> **Problem details**: All of the data must be output without alteration.

Web page and app entries
○ ○ ○ ○

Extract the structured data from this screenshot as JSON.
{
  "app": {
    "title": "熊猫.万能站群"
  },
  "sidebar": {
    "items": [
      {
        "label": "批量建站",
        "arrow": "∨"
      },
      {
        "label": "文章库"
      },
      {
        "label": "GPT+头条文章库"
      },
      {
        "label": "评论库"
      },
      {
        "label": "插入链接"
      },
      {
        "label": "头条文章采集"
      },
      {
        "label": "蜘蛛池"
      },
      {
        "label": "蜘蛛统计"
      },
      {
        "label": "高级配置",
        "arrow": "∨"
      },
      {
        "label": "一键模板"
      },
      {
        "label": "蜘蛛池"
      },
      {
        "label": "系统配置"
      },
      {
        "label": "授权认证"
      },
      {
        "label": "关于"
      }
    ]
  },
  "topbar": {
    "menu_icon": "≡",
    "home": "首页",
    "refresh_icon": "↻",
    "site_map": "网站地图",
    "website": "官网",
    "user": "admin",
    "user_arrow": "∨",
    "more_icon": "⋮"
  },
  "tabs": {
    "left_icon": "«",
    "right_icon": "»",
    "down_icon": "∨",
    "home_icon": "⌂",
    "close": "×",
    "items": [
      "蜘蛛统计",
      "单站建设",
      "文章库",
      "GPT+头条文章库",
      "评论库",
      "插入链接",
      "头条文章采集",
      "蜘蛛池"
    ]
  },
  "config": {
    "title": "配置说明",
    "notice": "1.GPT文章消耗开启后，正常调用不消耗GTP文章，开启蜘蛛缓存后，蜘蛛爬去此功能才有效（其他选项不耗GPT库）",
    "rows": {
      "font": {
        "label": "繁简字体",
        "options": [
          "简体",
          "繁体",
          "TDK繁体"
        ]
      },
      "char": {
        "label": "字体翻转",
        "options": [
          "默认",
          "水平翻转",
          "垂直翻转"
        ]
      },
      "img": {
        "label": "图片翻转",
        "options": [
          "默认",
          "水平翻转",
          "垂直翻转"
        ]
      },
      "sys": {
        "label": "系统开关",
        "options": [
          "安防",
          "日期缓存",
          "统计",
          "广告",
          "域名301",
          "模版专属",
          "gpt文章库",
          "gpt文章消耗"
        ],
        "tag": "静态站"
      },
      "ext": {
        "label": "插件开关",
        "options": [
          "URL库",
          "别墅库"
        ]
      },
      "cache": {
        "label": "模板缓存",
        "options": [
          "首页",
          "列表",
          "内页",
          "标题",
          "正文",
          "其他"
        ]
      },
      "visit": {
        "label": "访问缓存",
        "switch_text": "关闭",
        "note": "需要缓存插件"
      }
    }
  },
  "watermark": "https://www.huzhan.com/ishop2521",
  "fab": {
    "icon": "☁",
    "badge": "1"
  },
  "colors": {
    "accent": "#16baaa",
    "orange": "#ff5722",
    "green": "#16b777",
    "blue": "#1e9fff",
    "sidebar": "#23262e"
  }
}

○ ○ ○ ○

> **Task answer**:
Extract the structured data from this screenshot as JSON.
{
  "app": {
    "title": "熊猫.万能站群"
  },
  "sidebar": {
    "items": [
      {
        "label": "批量建站",
        "arrow": "∨"
      },
      {
        "label": "文章库"
      },
      {
        "label": "GPT+头条文章库"
      },
      {
        "label": "评论库"
      },
      {
        "label": "插入链接"
      },
      {
        "label": "头条文章采集"
      },
      {
        "label": "蜘蛛池"
      },
      {
        "label": "蜘蛛统计"
      },
      {
        "label": "高级配置",
        "arrow": "∨"
      },
      {
        "label": "一键模板"
      },
      {
        "label": "蜘蛛池"
      },
      {
        "label": "系统配置"
      },
      {
        "label": "授权认证"
      },
      {
        "label": "关于"
      }
    ]
  },
  "topbar": {
    "menu_icon": "≡",
    "home": "首页",
    "refresh_icon": "↻",
    "site_map": "网站地图",
    "website": "官网",
    "user": "admin",
    "user_arrow": "∨",
    "more_icon": "⋮"
  },
  "tabs": {
    "left_icon": "«",
    "right_icon": "»",
    "down_icon": "∨",
    "home_icon": "⌂",
    "close": "×",
    "items": [
      "蜘蛛统计",
      "单站建设",
      "文章库",
      "GPT+头条文章库",
      "评论库",
      "插入链接",
      "头条文章采集",
      "蜘蛛池"
    ]
  },
  "config": {
    "title": "配置说明",
    "notice": "1.GPT文章消耗开启后，正常调用不消耗GTP文章，开启蜘蛛缓存后，蜘蛛爬去此功能才有效（其他选项不耗GPT库）",
    "rows": {
      "font": {
        "label": "繁简字体",
        "options": [
          "简体",
          "繁体",
          "TDK繁体"
        ]
      },
      "char": {
        "label": "字体翻转",
        "options": [
          "默认",
          "水平翻转",
          "垂直翻转"
        ]
      },
      "img": {
        "label": "图片翻转",
        "options": [
          "默认",
          "水平翻转",
          "垂直翻转"
        ]
      },
      "sys": {
        "label": "系统开关",
        "options": [
          "安防",
          "日期缓存",
          "统计",
          "广告",
          "域名301",
          "模版专属",
          "gpt文章库",
          "gpt文章消耗"
        ],
        "tag": "静态站"
      },
      "ext": {
        "label": "插件开关",
        "options": [
          "URL库",
          "别墅库"
        ]
      },
      "cache": {
        "label": "模板缓存",
        "options": [
          "首页",
          "列表",
          "内页",
          "标题",
          "正文",
          "其他"
        ]
      },
      "visit": {
        "label": "访问缓存",
        "switch_text": "关闭",
        "note": "需要缓存插件"
      }
    }
  },
  "watermark": "https://www.huzhan.com/ishop2521",
  "fab": {
    "icon": "☁",
    "badge": "1"
  },
  "colors": {
    "accent": "#16baaa",
    "orange": "#ff5722",
    "green": "#16b777",
    "blue": "#1e9fff",
    "sidebar": "#23262e"
  }
}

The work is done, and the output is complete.